Many believers, including myself, have times when we seem to come to our senses in the realization that we've gone a while without praying.
Certainly there are times when this results from the Holy Spirit's conviction regarding prayerlessness. Failure to pray can itself be a sin, or it can be the result of sin (I Samuel 12:23). In such cases, we do well to humbly and contritely acknowledge our neglect, trusting the Lord for His forgiveness, and for His working in us to keep communication with Him as a primary aspect of our lives.
At other times, however, the fact that we haven't actively prayed may not indicate actual unbelief or disobedience. The Bible's command that we "pray without ceasing" clearly does not mean that Christians must be consciously communicating with God in every second (I Thessalonians 5:17). We couldn't fulfill the responsibilities of life if such were the case. Indeed, I would not want to ascend to the upper floors of a tall building designed by an architect who attempted to pray while he created a blueprint for the structure. Nor must we pray in every moment of our leisure time. Good and genuine relationship does not require such constant communication. As I write this, for example, Frances sits across a table from me, no less than 3 feet away. We have spoken occasionally while sitting together at this time, but not continually. Nevertheless, we are together, and a communication of sorts exists simply because we are close in proximity.

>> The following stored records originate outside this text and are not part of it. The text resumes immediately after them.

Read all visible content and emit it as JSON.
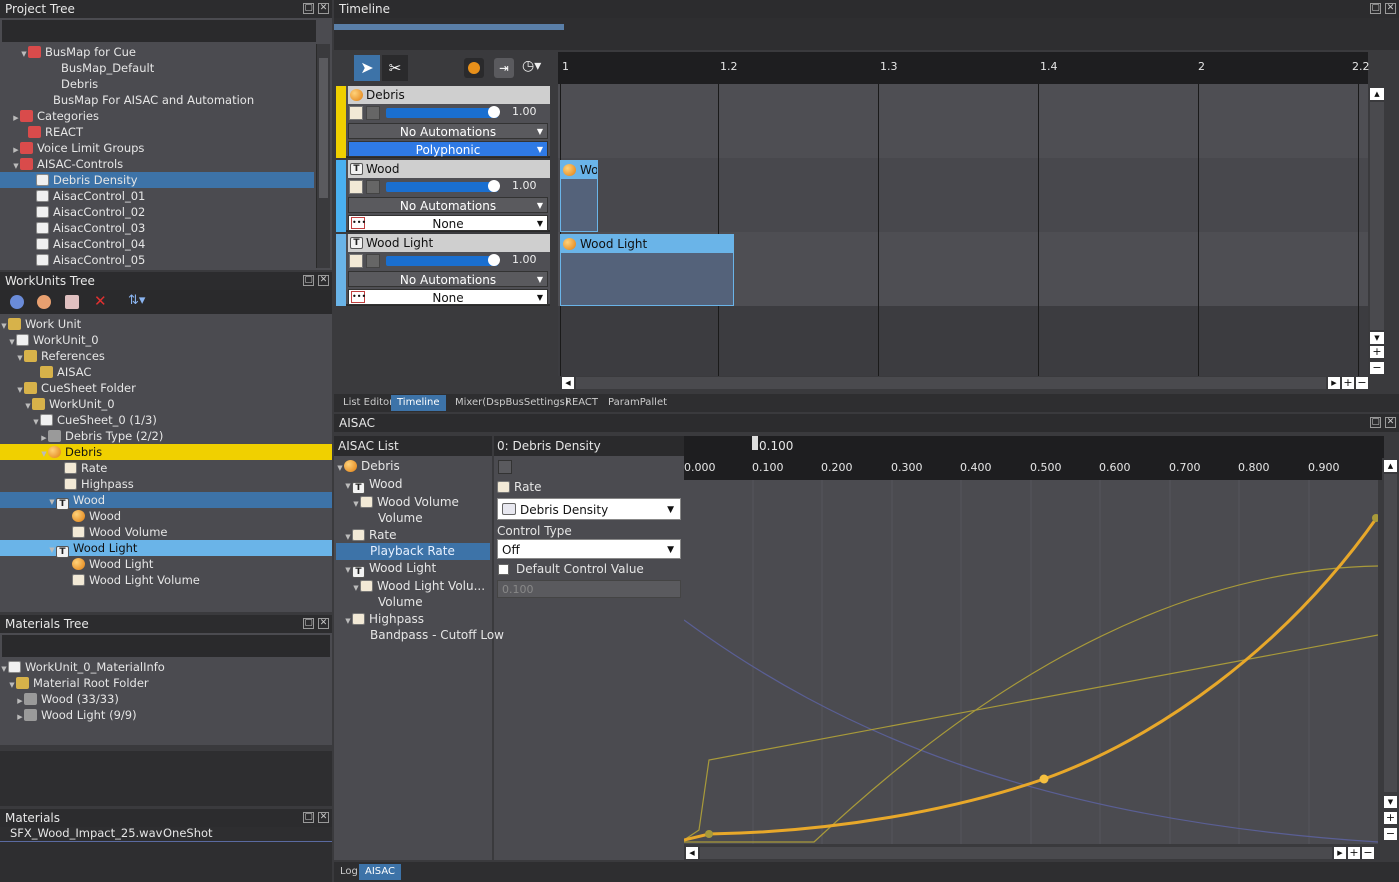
{
  "project_tree": {
    "title": "Project Tree",
    "items": [
      {
        "label": "BusMap for Cue",
        "icon": "bus-map-folder-icon"
      },
      {
        "label": "BusMap_Default",
        "icon": "bus-map-icon"
      },
      {
        "label": "Debris",
        "icon": "bus-map-icon"
      },
      {
        "label": "BusMap For AISAC and Automation",
        "icon": "bus-map-icon"
      },
      {
        "label": "Categories",
        "icon": "folder-icon"
      },
      {
        "label": "REACT",
        "icon": "folder-icon"
      },
      {
        "label": "Voice Limit Groups",
        "icon": "folder-icon"
      },
      {
        "label": "AISAC-Controls",
        "icon": "folder-icon"
      },
      {
        "label": "Debris Density",
        "icon": "aisac-control-icon"
      },
      {
        "label": "AisacControl_01",
        "icon": "aisac-control-icon"
      },
      {
        "label": "AisacControl_02",
        "icon": "aisac-control-icon"
      },
      {
        "label": "AisacControl_03",
        "icon": "aisac-control-icon"
      },
      {
        "label": "AisacControl_04",
        "icon": "aisac-control-icon"
      },
      {
        "label": "AisacControl_05",
        "icon": "aisac-control-icon"
      }
    ]
  },
  "workunits_tree": {
    "title": "WorkUnits Tree",
    "items": [
      {
        "label": "Work Unit"
      },
      {
        "label": "WorkUnit_0"
      },
      {
        "label": "References"
      },
      {
        "label": "AISAC"
      },
      {
        "label": "CueSheet Folder"
      },
      {
        "label": "WorkUnit_0"
      },
      {
        "label": "CueSheet_0 (1/3)"
      },
      {
        "label": "Debris Type (2/2)"
      },
      {
        "label": "Debris"
      },
      {
        "label": "Rate"
      },
      {
        "label": "Highpass"
      },
      {
        "label": "Wood"
      },
      {
        "label": "Wood"
      },
      {
        "label": "Wood Volume"
      },
      {
        "label": "Wood Light"
      },
      {
        "label": "Wood Light"
      },
      {
        "label": "Wood Light Volume"
      }
    ]
  },
  "materials_tree": {
    "title": "Materials Tree",
    "items": [
      {
        "label": "WorkUnit_0_MaterialInfo"
      },
      {
        "label": "Material Root Folder"
      },
      {
        "label": "Wood (33/33)"
      },
      {
        "label": "Wood Light (9/9)"
      }
    ]
  },
  "materials": {
    "title": "Materials",
    "file": "SFX_Wood_Impact_25.wav",
    "mode": "OneShot"
  },
  "timeline": {
    "title": "Timeline",
    "ruler": [
      "1",
      "1.2",
      "1.3",
      "1.4",
      "2",
      "2.2"
    ],
    "tracks": [
      {
        "name": "Debris",
        "value": "1.00",
        "automation": "No Automations",
        "mode": "Polyphonic",
        "color": "#f0d000"
      },
      {
        "name": "Wood",
        "value": "1.00",
        "automation": "No Automations",
        "mode": "None",
        "color": "#4ab0f0",
        "clip": "Wo"
      },
      {
        "name": "Wood Light",
        "value": "1.00",
        "automation": "No Automations",
        "mode": "None",
        "color": "#6ab4e8",
        "clip": "Wood Light"
      }
    ],
    "tabs": [
      "List Editor",
      "Timeline",
      "Mixer(DspBusSettings)",
      "REACT",
      "ParamPallet"
    ]
  },
  "aisac": {
    "title": "AISAC",
    "list_title": "AISAC List",
    "list": [
      {
        "label": "Debris"
      },
      {
        "label": "Wood"
      },
      {
        "label": "Wood Volume"
      },
      {
        "label": "Volume"
      },
      {
        "label": "Rate"
      },
      {
        "label": "Playback Rate"
      },
      {
        "label": "Wood Light"
      },
      {
        "label": "Wood Light Volu..."
      },
      {
        "label": "Volume"
      },
      {
        "label": "Highpass"
      },
      {
        "label": "Bandpass - Cutoff Low"
      }
    ],
    "header": "0: Debris Density",
    "cursor_value": "0.100",
    "props": {
      "rate_label": "Rate",
      "control": "Debris Density",
      "control_type_label": "Control Type",
      "control_type": "Off",
      "default_label": "Default Control Value",
      "default_value": "0.100"
    },
    "axis": [
      "0.000",
      "0.100",
      "0.200",
      "0.300",
      "0.400",
      "0.500",
      "0.600",
      "0.700",
      "0.800",
      "0.900"
    ],
    "bottom_tabs": [
      "Log",
      "AISAC"
    ]
  },
  "colors": {
    "accent": "#3d73a8",
    "curve_main": "#e8a82a",
    "curve_thin": "#a89a3a",
    "curve_blue": "#5a5f95",
    "highlight_yellow": "#f0d000"
  }
}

In similar manner, the believer and God dwell together in a spiritual proximity, as it were. "He that is joined to the Lord is one spirit" (I Corinthians 6:17). We are always together, and as we respond to the Holy Spirit's moving within us, conscious prayer often results. This may elicit a word, or many words, and it always causes the thoughts that lead us to pray. At other times, we may say nothing directly to God, but an "atmosphere" of prayer nevertheless exists wherein at any time and in any place, active prayer may happen. This constitutes communication with God in its most genuine and fulfilling effect, as real rather than rote relationship ensues through the loving presence of Christ.

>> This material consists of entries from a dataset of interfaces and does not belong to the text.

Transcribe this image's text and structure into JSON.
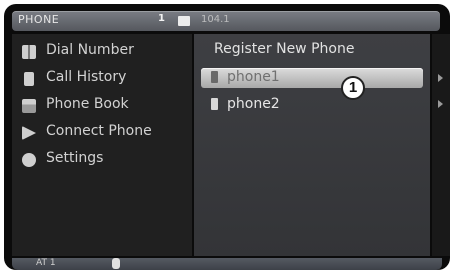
{
  "topbar": {
    "title": "PHONE",
    "signal": "1",
    "frequency": "104.1"
  },
  "sidebar": {
    "items": [
      {
        "label": "Dial Number",
        "icon": "dial-pad-icon"
      },
      {
        "label": "Call History",
        "icon": "call-history-icon"
      },
      {
        "label": "Phone Book",
        "icon": "phone-book-icon"
      },
      {
        "label": "Connect Phone",
        "icon": "connect-phone-icon"
      },
      {
        "label": "Settings",
        "icon": "settings-gear-icon"
      }
    ]
  },
  "main": {
    "header": "Register New Phone",
    "phones": [
      {
        "label": "phone1",
        "selected": true
      },
      {
        "label": "phone2",
        "selected": false
      }
    ]
  },
  "callout": {
    "number": "1"
  },
  "status": {
    "left": "AT 1",
    "icons": [
      "antenna-icon",
      "bluetooth-icon"
    ]
  }
}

Our Heavenly Father would surely have us strongly committed to a life of prayer, as enabled by the indwelling Holy Spirit. He would, however, not have us condemned about the matter. As you consider these thoughts, you may realize that a very real prayerlessness presently characterizes your walk with God. If so, He is more than willing to forgive, cleanse and restore. "He delighteth in mercy" (Micah 7:18). Conversely, it may be that you are walking with Him, quietly in the present moment, but always ready to avail yourself of communicating with God at any time. Whether verbally or quietly, herein lies prayer in its most authentic grace in our lives, leading to the vibrant experience of fulfillment proclaimed by the Psalmist...

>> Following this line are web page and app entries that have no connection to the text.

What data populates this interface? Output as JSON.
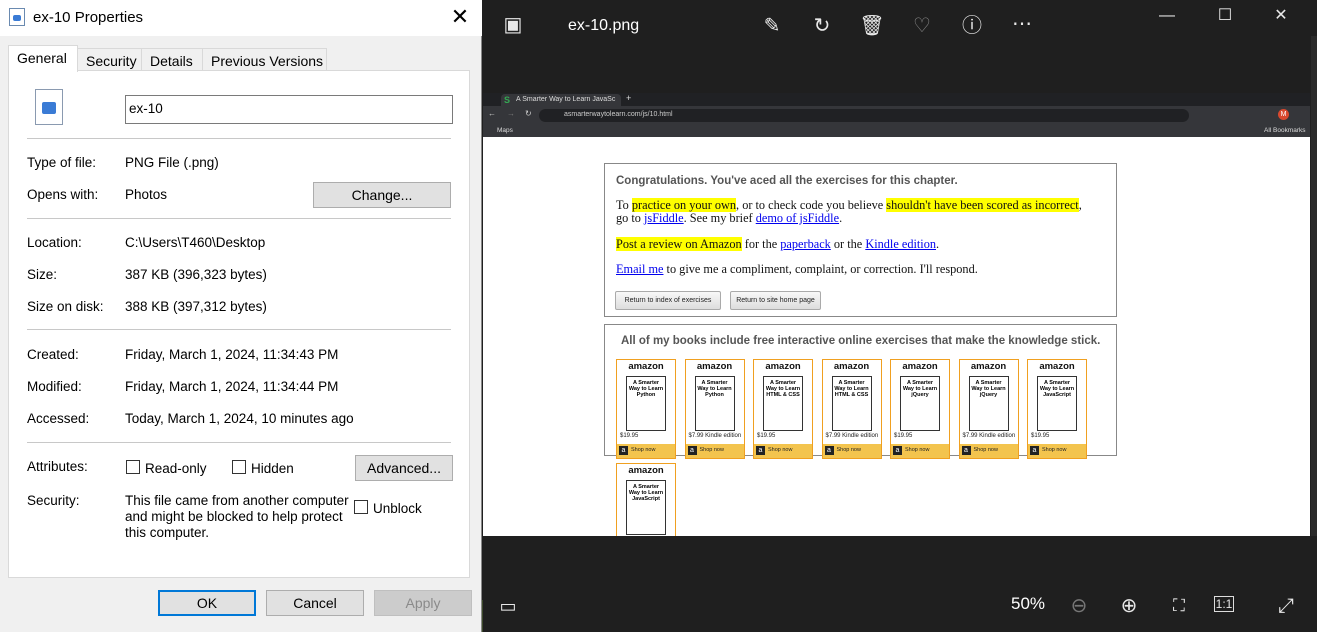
{
  "properties": {
    "title": "ex-10 Properties",
    "tabs": [
      "General",
      "Security",
      "Details",
      "Previous Versions"
    ],
    "file_name": "ex-10",
    "type_label": "Type of file:",
    "type_value": "PNG File (.png)",
    "opens_label": "Opens with:",
    "opens_value": "Photos",
    "change_button": "Change...",
    "location_label": "Location:",
    "location_value": "C:\\Users\\T460\\Desktop",
    "size_label": "Size:",
    "size_value": "387 KB (396,323 bytes)",
    "size_disk_label": "Size on disk:",
    "size_disk_value": "388 KB (397,312 bytes)",
    "created_label": "Created:",
    "created_value": "Friday, March 1, 2024, 11:34:43 PM",
    "modified_label": "Modified:",
    "modified_value": "Friday, March 1, 2024, 11:34:44 PM",
    "accessed_label": "Accessed:",
    "accessed_value": "Today, March 1, 2024, 10 minutes ago",
    "attributes_label": "Attributes:",
    "readonly_label": "Read-only",
    "hidden_label": "Hidden",
    "advanced_button": "Advanced...",
    "security_label": "Security:",
    "security_line1": "This file came from another computer",
    "security_line2": "and might be blocked to help protect",
    "security_line3": "this computer.",
    "unblock_label": "Unblock",
    "ok": "OK",
    "cancel": "Cancel",
    "apply": "Apply"
  },
  "viewer": {
    "file_name": "ex-10.png",
    "zoom": "50%",
    "icons": [
      "gallery-icon",
      "edit-icon",
      "rotate-icon",
      "delete-icon",
      "favorite-icon",
      "info-icon",
      "more-icon",
      "minimize-icon",
      "maximize-icon",
      "close-icon",
      "filmstrip-icon",
      "zoom-out-icon",
      "zoom-in-icon",
      "fit-icon",
      "actual-size-icon",
      "fullscreen-icon"
    ]
  },
  "browser": {
    "tab_title": "A Smarter Way to Learn JavaSc",
    "url": "asmarterwaytolearn.com/js/10.html",
    "bookmark": "Maps",
    "all_bookmarks": "All Bookmarks",
    "profile_initial": "M"
  },
  "page": {
    "congrats": "Congratulations. You've aced all the exercises for this chapter.",
    "p1_a": "To ",
    "p1_link1": "practice on your own",
    "p1_b": ", or to check code you believe ",
    "p1_link2": "shouldn't have been scored as incorrect",
    "p1_c": ",",
    "p2_a": "go to ",
    "p2_link1": "jsFiddle",
    "p2_b": ". See my brief ",
    "p2_link2": "demo of jsFiddle",
    "p2_c": ".",
    "p3_link1": "Post a review on Amazon",
    "p3_a": " for the ",
    "p3_link2": "paperback",
    "p3_b": " or the ",
    "p3_link3": "Kindle edition",
    "p3_c": ".",
    "p4_link": "Email me",
    "p4_a": " to give me a compliment, complaint, or correction. I'll respond.",
    "btn_index": "Return to index of exercises",
    "btn_home": "Return to site home page",
    "books_heading": "All of my books include free interactive online exercises that make the knowledge stick.",
    "amazon": "amazon",
    "shop_now": "Shop now",
    "books": [
      {
        "title": "A Smarter Way to Learn Python",
        "price": "$19.95"
      },
      {
        "title": "A Smarter Way to Learn Python",
        "price": "$7.99 Kindle edition"
      },
      {
        "title": "A Smarter Way to Learn HTML & CSS",
        "price": "$19.95"
      },
      {
        "title": "A Smarter Way to Learn HTML & CSS",
        "price": "$7.99 Kindle edition"
      },
      {
        "title": "A Smarter Way to Learn jQuery",
        "price": "$19.95"
      },
      {
        "title": "A Smarter Way to Learn jQuery",
        "price": "$7.99 Kindle edition"
      },
      {
        "title": "A Smarter Way to Learn JavaScript",
        "price": "$19.95"
      },
      {
        "title": "A Smarter Way to Learn JavaScript",
        "price": ""
      }
    ]
  }
}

"In Thy presence is fullness of joy; at Thy right hand are pleasures forevermore."